Female German cockroaches fall somewhere between the two extremes on the cockroach parental-care spectrum. Having laid their eggs in the protective ootheca, they carry the case close to their abdomens, until the young are ready to hatch. However, without a constant supply of fluid, the young cockroaches may die before hatching. Mullins knew that during gestation,oothecae absorb fluid and become heavier. More then a century ago, William Wheeler had analysed the structure in detail. He described the appearance of the ootheca, and identified the oothecal structure that rests close to the female's vagina, which he called the escutcheon. But the limitations of nineteenth century optics prevented him from finding out how fluid penetrates the solid case. Mullins decided to use two 21st century techniques to solve this 19th century problem.
Mullins and his team turned up the magnification with scanning electron microscopy, searching for structures on the surface that might allow transport of fluid to the inside of the ootheca. Most of the surface appeared quite smooth, but when they began looking at the surface near to the escutcheon, the team found dimple structures. Could the dimples be pores that transported fluid to the ootheca's interior? Mullins' team switched to confocal microscopy to get the three dimensional perspective. They focused down through the case's wall and found that the dimples continued through, inside the case; they were pores!
But could these tiny pores keep the ootheca case hydrated? Mullins tested the membrane's porosity. He divided a tiny glass chamber in two with the porous end of the ootheca, and then he filled one half of the chamber with a radioactive solution, and waited to see if it diffused through into the second chamber. Testing solutes that ranged in size from radiolabelled water up to glucose, Mullins found that small molecules flowed easily across the pore field of the oothecal case. Although larger molecules passed through the membrane more slowly, they were still able to pass through the tiny pores.

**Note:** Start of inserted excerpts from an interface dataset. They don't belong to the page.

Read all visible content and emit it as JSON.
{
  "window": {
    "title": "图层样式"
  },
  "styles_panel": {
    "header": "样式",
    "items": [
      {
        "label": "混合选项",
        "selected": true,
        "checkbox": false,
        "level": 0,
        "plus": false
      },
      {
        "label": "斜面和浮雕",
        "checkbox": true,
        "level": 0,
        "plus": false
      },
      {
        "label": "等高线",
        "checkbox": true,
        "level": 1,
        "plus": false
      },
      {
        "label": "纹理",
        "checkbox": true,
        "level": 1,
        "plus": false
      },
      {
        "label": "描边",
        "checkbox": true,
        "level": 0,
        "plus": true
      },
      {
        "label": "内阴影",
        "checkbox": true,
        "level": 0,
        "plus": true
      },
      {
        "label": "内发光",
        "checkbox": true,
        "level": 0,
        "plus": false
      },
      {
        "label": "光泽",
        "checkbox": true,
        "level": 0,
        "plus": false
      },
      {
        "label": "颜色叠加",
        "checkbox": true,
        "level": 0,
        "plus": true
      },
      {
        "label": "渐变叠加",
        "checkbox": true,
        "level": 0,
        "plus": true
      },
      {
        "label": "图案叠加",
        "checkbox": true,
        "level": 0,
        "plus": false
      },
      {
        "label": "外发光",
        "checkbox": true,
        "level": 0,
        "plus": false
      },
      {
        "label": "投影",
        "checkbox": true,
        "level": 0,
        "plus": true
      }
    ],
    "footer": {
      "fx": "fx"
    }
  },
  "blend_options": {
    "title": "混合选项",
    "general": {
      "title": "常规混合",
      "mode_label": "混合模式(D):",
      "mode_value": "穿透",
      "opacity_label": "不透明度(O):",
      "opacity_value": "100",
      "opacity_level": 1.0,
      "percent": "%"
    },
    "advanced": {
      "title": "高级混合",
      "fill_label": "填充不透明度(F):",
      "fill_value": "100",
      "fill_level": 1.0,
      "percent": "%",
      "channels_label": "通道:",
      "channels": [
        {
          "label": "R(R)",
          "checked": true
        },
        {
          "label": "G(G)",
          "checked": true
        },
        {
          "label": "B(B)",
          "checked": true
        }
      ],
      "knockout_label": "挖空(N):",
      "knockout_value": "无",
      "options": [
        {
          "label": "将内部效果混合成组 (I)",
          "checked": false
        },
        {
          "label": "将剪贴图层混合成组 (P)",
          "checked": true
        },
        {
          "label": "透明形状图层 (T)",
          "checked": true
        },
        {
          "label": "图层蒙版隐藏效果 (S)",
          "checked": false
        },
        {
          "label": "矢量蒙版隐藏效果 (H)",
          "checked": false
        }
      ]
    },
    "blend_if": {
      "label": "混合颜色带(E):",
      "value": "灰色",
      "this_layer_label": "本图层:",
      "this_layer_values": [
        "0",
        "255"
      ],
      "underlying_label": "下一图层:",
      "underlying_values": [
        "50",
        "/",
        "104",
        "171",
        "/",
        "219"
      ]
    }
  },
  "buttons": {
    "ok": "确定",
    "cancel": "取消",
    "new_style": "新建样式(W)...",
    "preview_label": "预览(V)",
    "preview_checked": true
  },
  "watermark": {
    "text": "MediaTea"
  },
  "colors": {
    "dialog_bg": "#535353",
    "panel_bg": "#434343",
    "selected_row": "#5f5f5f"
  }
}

Although the offspring in the ootheca don't need nourishment from their mother, Mullins explains that the young may have some way of communicating with their mother as they prepare to hatch. He believes that the pores could provide a direct communication link between the mother and the next generation, as well as providing the inlet and outlet for the ootheca's water distribution system. And he adds that understanding how these pests reproduce could eventually help man gain the upper hand in the eviction battle with our unwelcome housemates.